High-speed rail: Stop HS2 group seeks judicial review
Campaigners against the £33bn high-speed rail project (HS2) are to seek a judicial review of the government's decision to approve the scheme.
The first phase of HS2, between London and Birmingham, is scheduled to be running by 2026 and be extended later to northern England.
The government said last month it would create jobs and growth.
But critics have disputed projected benefits of up to £47bn and say the route will also damage the environment.
Stop HS2 said it was seeking evidence that the decision was flawed.
The line will first connect London to Birmingham, passing through rural parts of Buckinghamshire, Oxfordshire, Northamptonshire, Warwickshire and Staffordshire.

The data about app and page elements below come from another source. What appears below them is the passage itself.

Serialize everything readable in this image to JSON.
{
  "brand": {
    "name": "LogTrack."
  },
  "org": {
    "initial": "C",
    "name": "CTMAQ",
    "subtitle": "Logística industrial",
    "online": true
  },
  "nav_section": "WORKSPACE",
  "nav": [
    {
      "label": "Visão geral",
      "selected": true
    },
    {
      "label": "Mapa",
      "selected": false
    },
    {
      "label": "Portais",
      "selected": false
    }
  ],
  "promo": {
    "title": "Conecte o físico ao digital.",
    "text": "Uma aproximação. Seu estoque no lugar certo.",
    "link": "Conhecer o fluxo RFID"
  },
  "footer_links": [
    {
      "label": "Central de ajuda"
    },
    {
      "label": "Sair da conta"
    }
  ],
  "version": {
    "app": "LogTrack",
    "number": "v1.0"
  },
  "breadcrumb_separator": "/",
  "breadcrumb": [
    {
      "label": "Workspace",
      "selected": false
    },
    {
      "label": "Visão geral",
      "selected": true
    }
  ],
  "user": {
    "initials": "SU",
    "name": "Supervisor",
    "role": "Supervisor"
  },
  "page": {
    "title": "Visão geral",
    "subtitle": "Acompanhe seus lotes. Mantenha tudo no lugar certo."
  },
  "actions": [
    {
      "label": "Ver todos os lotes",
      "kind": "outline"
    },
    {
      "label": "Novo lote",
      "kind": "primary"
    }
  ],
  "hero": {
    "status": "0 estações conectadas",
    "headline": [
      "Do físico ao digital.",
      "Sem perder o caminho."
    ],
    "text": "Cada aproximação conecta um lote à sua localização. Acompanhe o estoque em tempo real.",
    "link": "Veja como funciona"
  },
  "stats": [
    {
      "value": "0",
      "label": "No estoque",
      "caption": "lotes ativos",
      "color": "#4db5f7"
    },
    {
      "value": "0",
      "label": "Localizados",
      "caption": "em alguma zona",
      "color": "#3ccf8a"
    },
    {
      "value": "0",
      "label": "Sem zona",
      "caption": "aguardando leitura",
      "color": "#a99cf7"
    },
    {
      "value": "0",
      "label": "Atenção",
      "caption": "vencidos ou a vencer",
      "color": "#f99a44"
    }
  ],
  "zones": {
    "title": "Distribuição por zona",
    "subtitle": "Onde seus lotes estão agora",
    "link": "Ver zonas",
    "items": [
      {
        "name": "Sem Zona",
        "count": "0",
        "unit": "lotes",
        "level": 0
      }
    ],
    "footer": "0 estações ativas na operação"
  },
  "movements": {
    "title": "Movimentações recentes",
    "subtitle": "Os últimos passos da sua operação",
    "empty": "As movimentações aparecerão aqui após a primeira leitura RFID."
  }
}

It will then go on to Manchester and Leeds and include stops in the East Midlands and South Yorkshire.
Passengers will be able to commute from Birmingham to London in 45 minutes. The current journey time is one hour and 24 minutes.

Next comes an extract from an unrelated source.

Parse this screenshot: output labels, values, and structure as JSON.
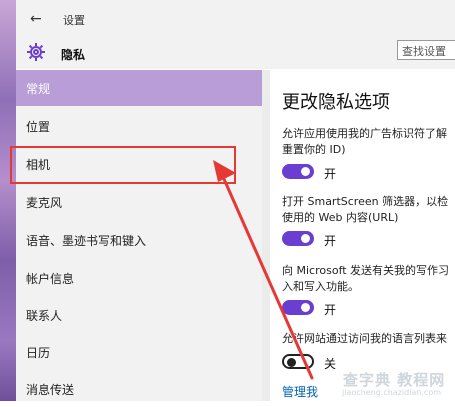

Joe Rukin, from Stop HS2, said it had until April to lodge the challenge and estimated costs would be about £100,000.
The group represented more than 70 other smaller action groups based in areas stretching from north of Euston up to south Staffordshire, Mr Rukin said.
Various organisations, including councils, environmental groups and action groups, would be involved in challenging the decision, he added.

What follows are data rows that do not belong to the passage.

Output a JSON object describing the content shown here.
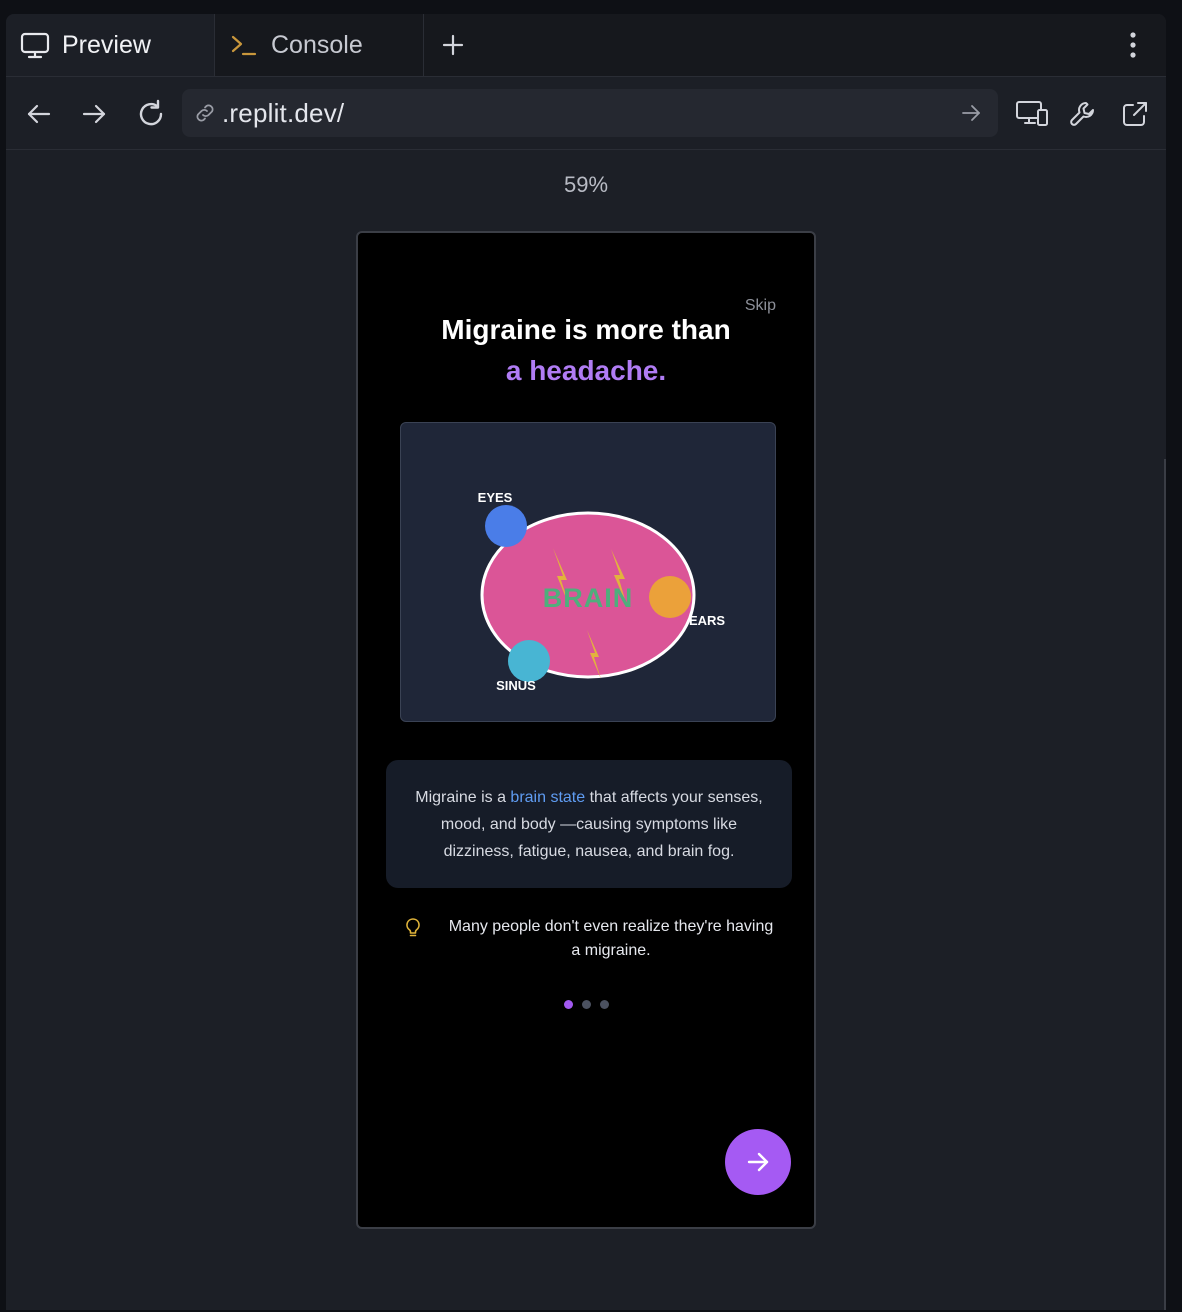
{
  "tabs": {
    "preview_label": "Preview",
    "console_label": "Console"
  },
  "browser": {
    "url": ".replit.dev/"
  },
  "preview": {
    "zoom": "59%"
  },
  "onboarding": {
    "skip_label": "Skip",
    "headline_line1": "Migraine is more than",
    "headline_accent": "a headache.",
    "illustration": {
      "brain_label": "BRAIN",
      "eyes_label": "EYES",
      "ears_label": "EARS",
      "sinus_label": "SINUS"
    },
    "info": {
      "before": "Migraine is a ",
      "highlight": "brain state",
      "after": " that affects your senses, mood, and body —causing symptoms like dizziness, fatigue, nausea, and brain fog."
    },
    "tip_text": "Many people don't even realize they're having a migraine.",
    "pagination": {
      "current": 1,
      "total": 3
    }
  },
  "colors": {
    "accent_purple": "#a55af3",
    "headline_accent": "#b07cf4",
    "link_blue": "#5f9cf2",
    "brain_pink": "#db5597",
    "brain_label_green": "#4fae7c",
    "eyes_blue": "#4a7de8",
    "ears_orange": "#eba13a",
    "sinus_cyan": "#48b5d3",
    "lightning_yellow": "#e2b33d"
  }
}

"There will definitely be a judicial review, it just depends who leads it," he said.
"The intention is to make the legal challenge as co-ordinated as possible.
"We have a few months to lodge it and we estimate the cost will be around £100,000.
"Of course, it [the review] will take as long as it takes and cost as much at it will cost."
He said they were also now speaking to other groups and councils further north and wanted any evidence from all groups and residents that they felt demonstrated the decision was flawed.
Lucy James, a spokesperson for the Campaign for High Speed Rail, described the potential judicial review as a "colossal waste of time and money".
She said: "If local councils along the route foot some of the bill, then in some instances this money could be coming directly from the taxpayer.
"The Department for Transport received and considered nearly 60,000 submissions during the course of their public consultation, and as a result they implemented changes to their original plans which are clearly visible in the alterations they made to the final route.
"Instead of a long drawn-out process through the courts, people from both sides should be working together to ensure that we build the best high-speed railway possible."
'Keep Britain moving'
Confirming the rail route would go ahead last month, Transport Secretary Justine Greening described the line as "the most significant transport infrastructure project since the building of the motorways".
A spokesman for the Department for Transport (DfT) said the new network would provide passengers with more seats and connections as well as jobs and prosperity "for the entire country".
"This is not a decision that we have taken lightly or without great consideration of the impact on those who are affected by the route from London to Birmingham," the DfT said in a statement.
It said the route struck "the right balance between the reasonable concerns of people living on or near the line, who will be offered a generous compensation package, and the need to keep Britain moving".